Olives, Charcuterie and Death
I believe every Chef has a defining moment in their career in which they really “got it.” Some eventually find out that they are in it for the money, sans the shit encrusted brunch you had last vacation at whatever hotel you were at. Some do it because they were lost at some point in a career search; some do it because they started as a bus boy or a dish washer after swimming across a border. Some do it because they realize that it’s a way into people’s souls – a memory creating experience that can change minutes, hours and situations in people’s lives.
My moment came at a death of a man that was most pivotal in my life. On a beautiful November afternoon in Miami, in a house that I had spent many afternoons drinking Pernod and eating a cheese course or some amuse prepared by my Memere, I watched as my grandfather lay riddled with cancer die.
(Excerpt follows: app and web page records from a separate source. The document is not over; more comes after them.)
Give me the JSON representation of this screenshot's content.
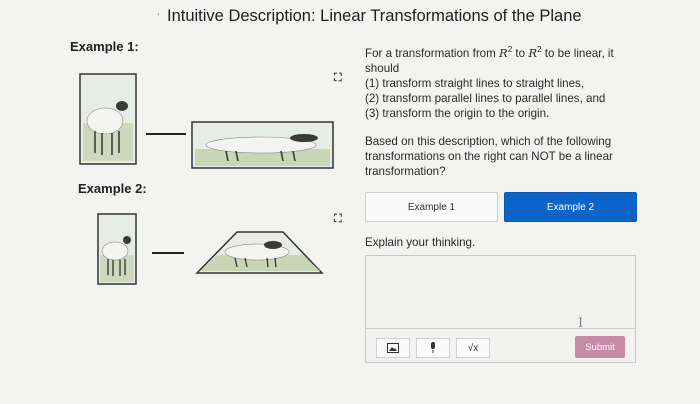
{
  "title": "Intuitive Description: Linear Transformations of the Plane",
  "title_marker": "˙",
  "examples": {
    "example1_label": "Example 1:",
    "example2_label": "Example 2:",
    "expand_icon": "⛶"
  },
  "prompt": {
    "intro_pre": "For a transformation from ",
    "R": "R",
    "sup": "2",
    "to": " to ",
    "intro_post": " to be linear, it should",
    "item1": "(1) transform straight lines to straight lines,",
    "item2": "(2) transform parallel lines to parallel lines, and",
    "item3": "(3) transform the origin to the origin."
  },
  "question": "Based on this description, which of the following transformations on the right can NOT be a linear transformation?",
  "choices": {
    "choice1": "Example 1",
    "choice2": "Example 2",
    "selected": "Example 2"
  },
  "explain_label": "Explain your thinking.",
  "answer_value": "",
  "toolbar": {
    "image_icon": "image-icon",
    "mic_icon": "microphone-icon",
    "math_icon": "√x"
  },
  "submit_label": "Submit",
  "colors": {
    "selected": "#0e63c8",
    "submit": "#c98aa5"
  }
}
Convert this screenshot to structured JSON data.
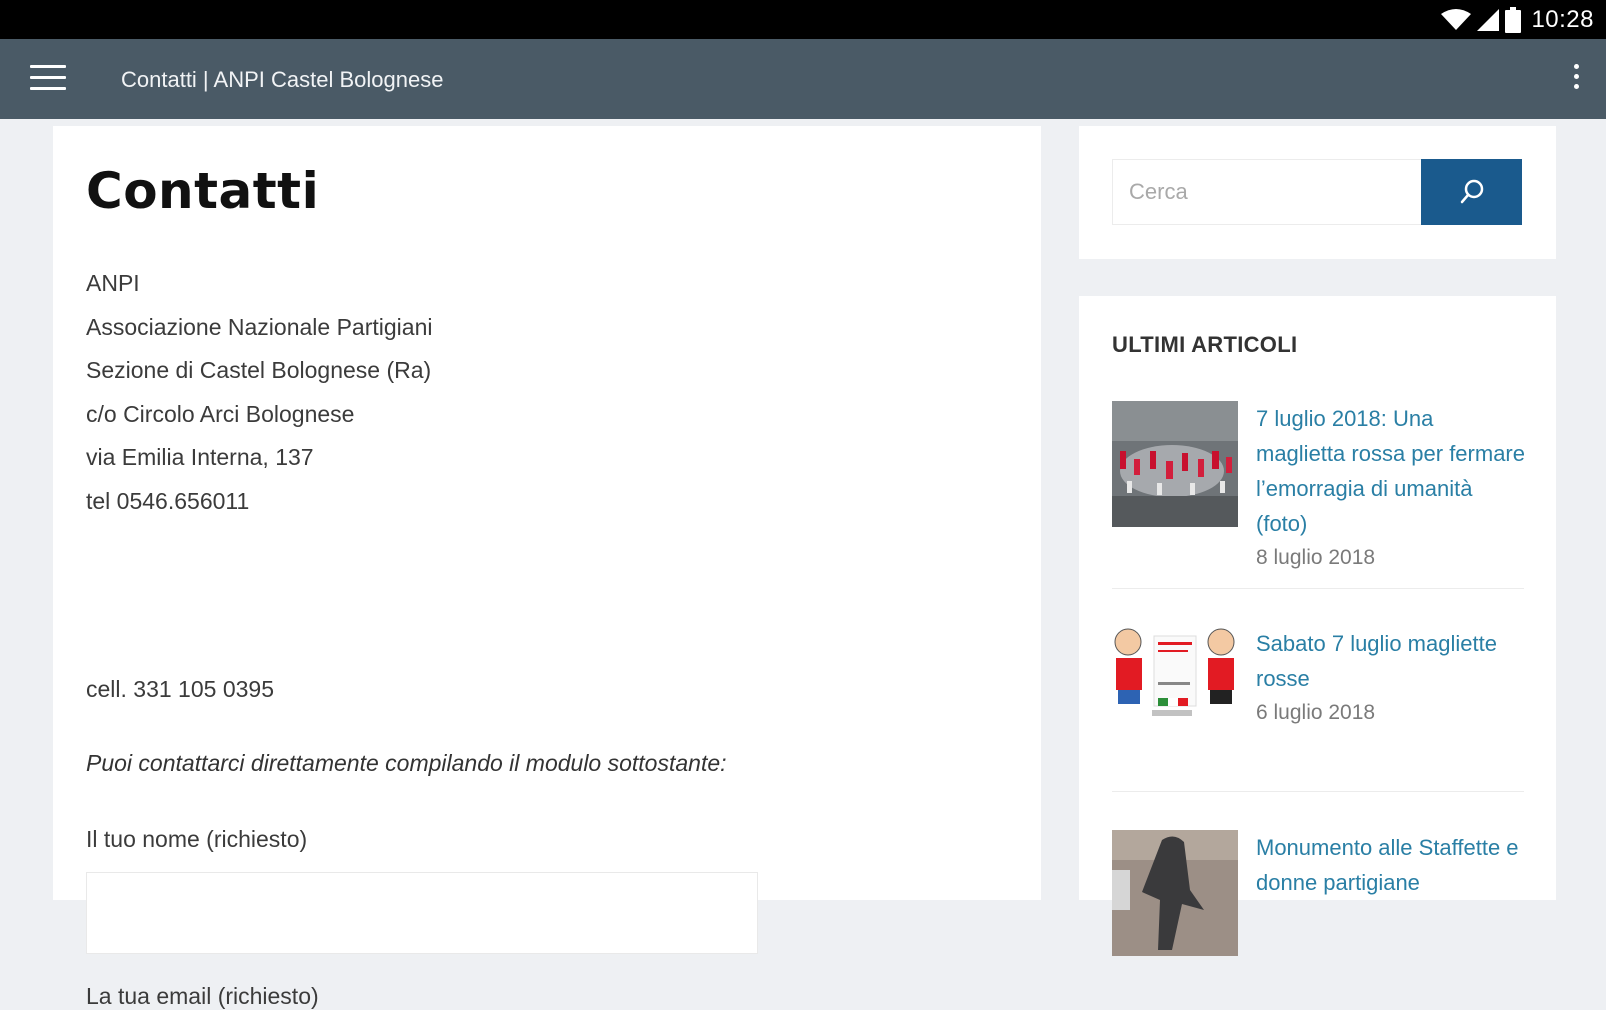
{
  "status_bar": {
    "time": "10:28"
  },
  "app_bar": {
    "title": "Contatti | ANPI Castel Bolognese"
  },
  "page": {
    "title": "Contatti",
    "address_lines": [
      "ANPI",
      "Associazione Nazionale Partigiani",
      "Sezione di Castel Bolognese (Ra)",
      "c/o Circolo Arci Bolognese",
      "via Emilia Interna, 137",
      "tel 0546.656011"
    ],
    "cell": "cell. 331 105 0395",
    "intro": "Puoi contattarci direttamente compilando il modulo sottostante:",
    "form": {
      "name_label": "Il tuo nome (richiesto)",
      "name_value": "",
      "email_label": "La tua email (richiesto)"
    }
  },
  "sidebar": {
    "search": {
      "placeholder": "Cerca"
    },
    "recent_heading": "ULTIMI ARTICOLI",
    "articles": [
      {
        "title": "7 luglio 2018: Una maglietta rossa per fermare l’emorragia di umanità (foto)",
        "date": "8 luglio 2018"
      },
      {
        "title": "Sabato 7 luglio magliette rosse",
        "date": "6 luglio 2018"
      },
      {
        "title": "Monumento alle Staffette e donne partigiane",
        "date": ""
      }
    ]
  },
  "colors": {
    "status_bar": "#000000",
    "app_bar": "#4a5a66",
    "search_button": "#1a5a8d",
    "link": "#2a7fa5",
    "background": "#eef0f3"
  },
  "icons": {
    "menu": "hamburger-icon",
    "more": "more-vert-icon",
    "search": "search-icon",
    "wifi": "wifi-icon",
    "signal": "signal-icon",
    "battery": "battery-icon"
  }
}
His cooking and techniques were the direct inspiration for me as a cook, his life practice, outlook and life lesson the inspiration as how to be a man. When he was gone…when he was finally gone…I did what I knew to do. Realizing how spent the family was at the time and how grim things felt, I went to the market to pick up some things so we could eat.
I felt I shouldn’t cook anything so I picked up some rich and satisfying things that would possibly offer a difference in emotion – anything to take the mind off the event that just took place. I picked up some brined olives, some French and Greek, some artisinal cheeses, breads, sausages both dried and cured. I arranged some platters with my cousin who with me, for the last week, had taken care of my Grandfather as he lay in his bed. We talked of cooking with Pepere and how to arrange the platter (Again, anything to take the mind off of the situation). I must say that cured meats, salumi, charcuterie and olives have been on my top list since a very young age. I have fond memories of holidays, special events and visits with large platters of these special foods with the most treasured of my family.
Pivotal was the moment of eating these great foods with these great people, with the unexpected feelings of grief at the time. Platters and items that were in retrospect a joyous release were met with sadness and discontent, in a somewhat reverence of a great man who was such an inspiration to us all.
Upon reflection, when I really got what had happened, it was an epiphany of sorts. Although a main sustenance in life, food isn’t really different than other necessities. It evolves like all else – making this world grow greater and stronger every day. Emotion reigns supreme in most things in life and that is what has happened in food in my opinion. If you go to a funeral, what do you bring?
MONEY AND FOOD.
Swingers party…wait that’s different (never been but I’ve heard they are swinging). Food, as in all else, needs the yin to the yang, the difference of emotion that will bring great joy or upset to whatever the situation. It doesn’t always have to be a happy one.
I feed people the food I want to get the emotion that I want. Selfish or not that is why I do it. I ultimately want people to be happy and feel what I felt the first, not the last time - I ate olives, charcuterie and death. I still serve them often, eat them seldom.
The Pernod is still flowing freely.